Egyptian army secures Sinai in hunt for Islamists

Police forces step up roadblocks in effort to find militants who kidnapped seven security officers near the border with Gaza.

May 21, 2013 23:29
2 minute read.
Military vehicles proceed northeast of Cairo May 21, 2013.

Egyptian military tanks, flags in Sinai. (photo credit: REUTERS)


Dear Reader,
As you can imagine, more people are reading The Jerusalem Post than ever before. Nevertheless, traditional business models are no longer sustainable and high-quality publications, like ours, are being forced to look for new ways to keep going. Unlike many other news organizations, we have not put up a paywall. We want to keep our journalism open and accessible and be able to keep providing you with news and analyses from the frontlines of Israel, the Middle East and the Jewish World.

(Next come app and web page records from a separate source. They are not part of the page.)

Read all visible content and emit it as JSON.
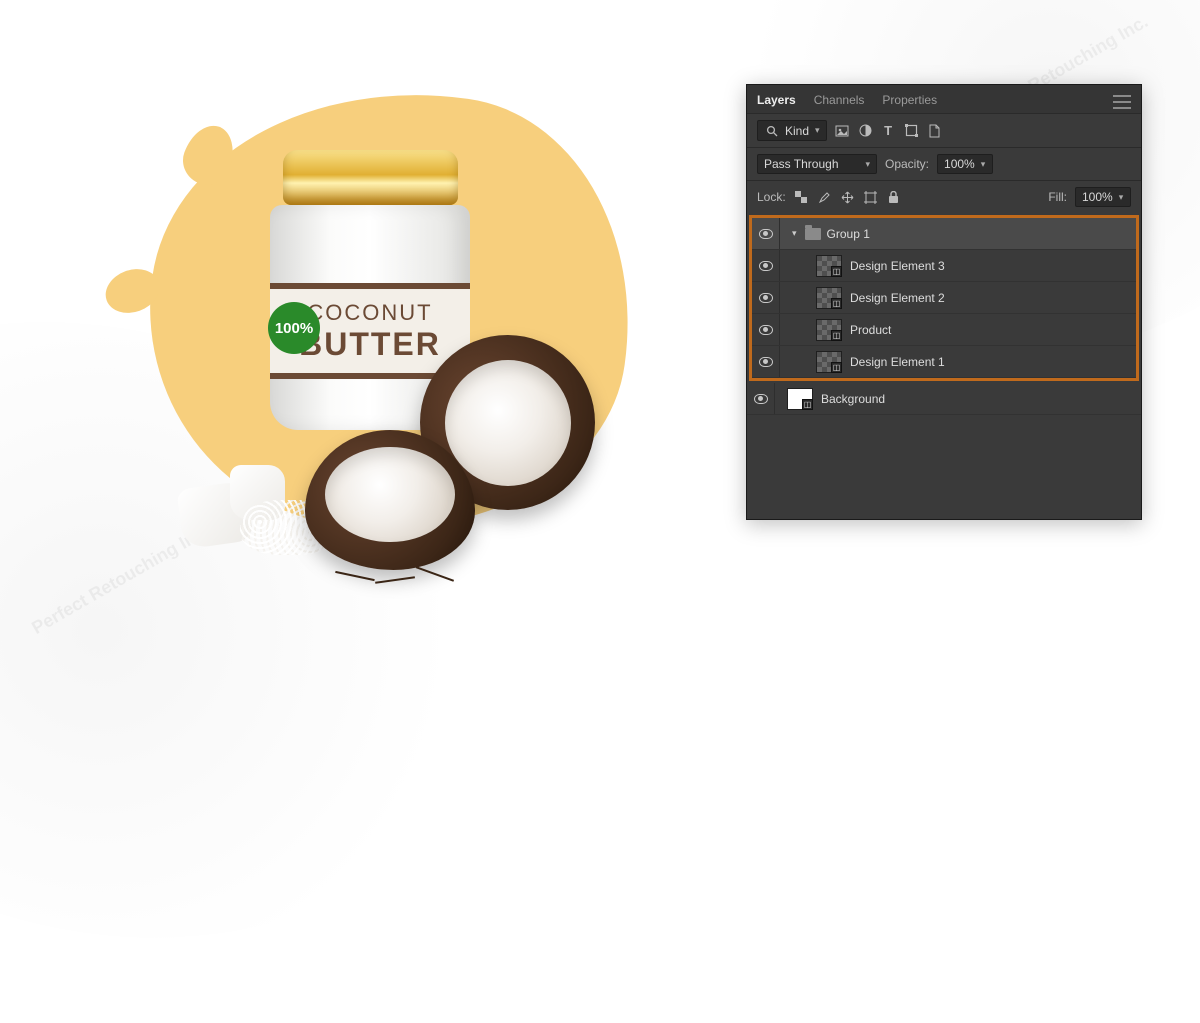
{
  "watermark": "Perfect Retouching Inc.",
  "product": {
    "label_line1": "COCONUT",
    "label_line2": "BUTTER",
    "badge": "100%"
  },
  "panel": {
    "tabs": {
      "layers": "Layers",
      "channels": "Channels",
      "properties": "Properties"
    },
    "filter": {
      "search": "Kind"
    },
    "blend": {
      "mode": "Pass Through",
      "opacity_label": "Opacity:",
      "opacity_value": "100%"
    },
    "lock": {
      "label": "Lock:",
      "fill_label": "Fill:",
      "fill_value": "100%"
    },
    "layers": [
      {
        "type": "group",
        "name": "Group 1"
      },
      {
        "type": "layer",
        "name": "Design Element 3"
      },
      {
        "type": "layer",
        "name": "Design Element 2"
      },
      {
        "type": "layer",
        "name": "Product"
      },
      {
        "type": "layer",
        "name": "Design Element 1"
      }
    ],
    "background_layer": "Background"
  }
}
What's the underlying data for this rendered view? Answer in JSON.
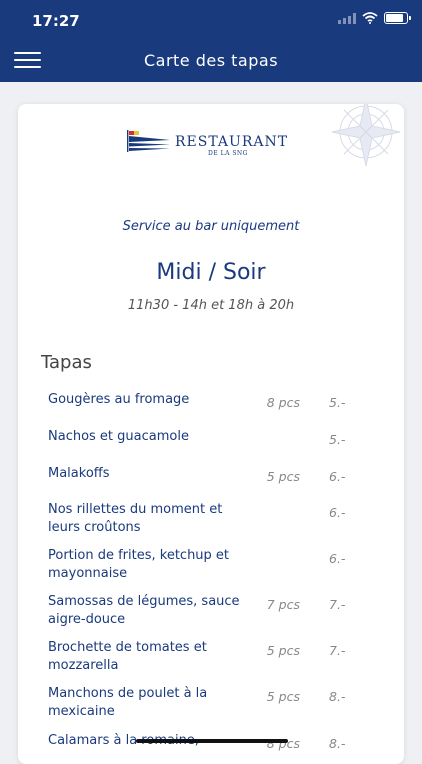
{
  "status_bar": {
    "time": "17:27"
  },
  "header": {
    "title": "Carte des tapas"
  },
  "logo": {
    "name": "RESTAURANT",
    "subtitle": "DE LA SNG"
  },
  "info": {
    "service": "Service au bar uniquement",
    "hours_title": "Midi / Soir",
    "hours_time": "11h30 - 14h et 18h à 20h"
  },
  "section": {
    "title": "Tapas"
  },
  "items": [
    {
      "name": "Gougères au fromage",
      "qty": "8 pcs",
      "price": "5.-"
    },
    {
      "name": "Nachos et guacamole",
      "qty": "",
      "price": "5.-"
    },
    {
      "name": "Malakoffs",
      "qty": "5 pcs",
      "price": "6.-"
    },
    {
      "name": "Nos rillettes du moment et leurs croûtons",
      "qty": "",
      "price": "6.-"
    },
    {
      "name": "Portion de frites, ketchup et mayonnaise",
      "qty": "",
      "price": "6.-"
    },
    {
      "name": "Samossas de légumes, sauce aigre-douce",
      "qty": "7 pcs",
      "price": "7.-"
    },
    {
      "name": "Brochette de tomates et mozzarella",
      "qty": "5 pcs",
      "price": "7.-"
    },
    {
      "name": "Manchons de poulet à la mexicaine",
      "qty": "5 pcs",
      "price": "8.-"
    },
    {
      "name": "Calamars à la romaine,",
      "qty": "8 pcs",
      "price": "8.-"
    }
  ],
  "colors": {
    "brand": "#1a3a7e",
    "background": "#eef0f4"
  },
  "icons": {
    "menu": "hamburger-icon",
    "wifi": "wifi-icon",
    "battery": "battery-icon",
    "signal": "signal-icon",
    "compass": "compass-rose-icon",
    "flag": "flag-logo-icon"
  }
}
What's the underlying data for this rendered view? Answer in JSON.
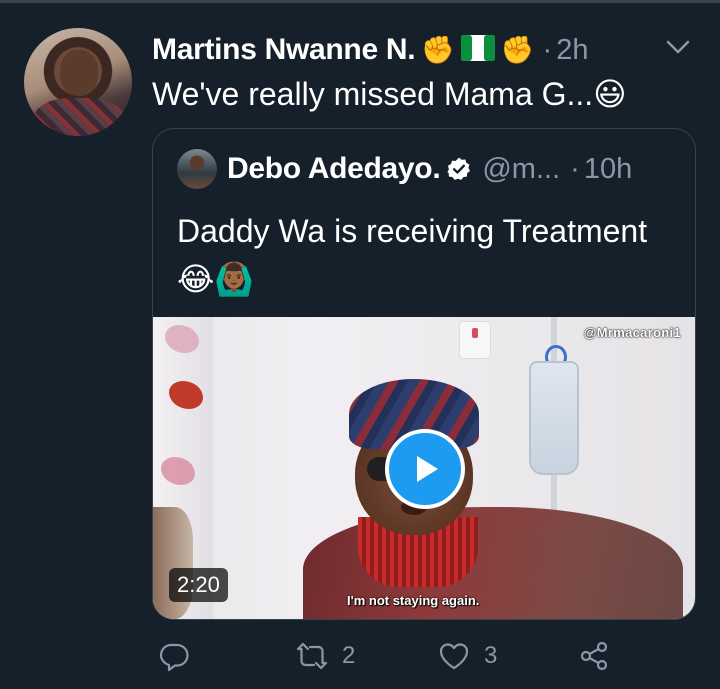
{
  "tweet": {
    "display_name": "Martins Nwanne N.",
    "name_emojis": [
      "✊",
      "🇳🇬",
      "✊"
    ],
    "separator": "·",
    "time": "2h",
    "text": "We've really missed Mama G...😃"
  },
  "quoted_tweet": {
    "display_name": "Debo Adedayo.",
    "handle": "@m...",
    "separator": "·",
    "time": "10h",
    "text": "Daddy Wa is receiving Treatment",
    "emojis": "😂🙆🏾‍♂️",
    "video": {
      "watermark": "@Mrmacaroni1",
      "subtitle": "I'm not staying again.",
      "duration": "2:20"
    }
  },
  "actions": {
    "reply_count": "",
    "retweet_count": "2",
    "like_count": "3"
  },
  "colors": {
    "background": "#15202b",
    "secondary_text": "#8899a6",
    "accent": "#1d9bf0",
    "border": "#38444d"
  }
}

As one of our loyal readers, we ask you to be our partner.

For a symbolic $5 a month you will receive access to the following:

  • A user uxperience almost completely free of ads
  • Access to our Premium Section and our monthly magazine to learn Hebrew, Ivrit
  • Content from the award-winning Jerusalem Repor
  • A brand new ePaper featuring the daily newspaper as it appears in print in Israel

Help us grow and continue telling Israel’s story to the world.

Thank you,

Ronit Hasin-Hochman, CEO, Jerusalem Post Group
Yaakov Katz, Editor-in-Chief


SHEIKH ZUWAID, Egypt - Egyptian army and police forces stepped up roadblocks in north Sinai in a hunt for militant Islamists who kidnapped seven security officers last week, a security source said on Tuesday.

The militants seized the men on a road between the towns of el-Arish and Rafah near the border with Gaza on Thursday in the latest setback for the Cairo government's efforts to reinstate law and order in the Sinai Peninsula.

Be the first to know - Join our Facebook page.

The desert region along Egypt's border with Israel has slipped into anarchy since autocratic president Hosni Mubarak was toppled by a popular uprising in 2011.

His elected successor, Mohammed Morsi, ordered security forces almost a year ago to bring Sinai militants to heel after a deadly assault on a border post by Islamist gunmen.

But the militants have proved resilient and the new hostage crisis has added to a pile of challenges confronting his government, including a financial crisis and street unrest.

The security source said army and police forces had set up new roadblocks and reinforced existing ones in a zone running from the north Sinai town of c towards al-Jura further south. The goal was to choke off supplies and reinforcements for the kidnappers, the source said.

Witnesses saw a military aircraft flying over a convoy of armored personnel carriers in the region.

The state-run Al-Ahram newspaper said the security forces were seeking to surround the kidnappers but indicated they would first try to free the hostages without violence.

One militant was killed late on Tuesday, in the first death since the operation began, when a mine that he was trying to plant in an area south of Rafah exploded, security sources said.

Interior Minister Mohamed Ibrahim, in remarks published on state media on Tuesday, said the Sinai militants belonged to various jihadist groups including one based on Mount al-Halal that aimed to re-establish a mediaeval Islamic caliphate.

He said that group had recruited members of the Palestinian Islamist Hamas movement that rules Gaza and had received training in using heavy weapons such as rocket launchers and anti-aircraft missiles. Those weapons were smuggled through tunnels from the Palestinian territory, Ibrahim said.

The kidnappers had SAM-7 missiles as well as anti-tank weapons and rocket-propelled grenades, he added.

The kidnappers are demanding the release of jailed Islamists. Morsi has ruled out talks with what he called "criminals" and vowed not to submit to blackmail.

Cairo's 1979 peace treaty with Israel limits the number of troops it can deploy in Sinai, but Israel agreed to Egypt's request to send in more troops as security unraveled there in 2011. Israel has not commented on the new deployment.

Related Content

Iranian protesters in the streets of Tehran
June 25, 2018
Iranians protest dwindling economy, shout 'Death to Palestine'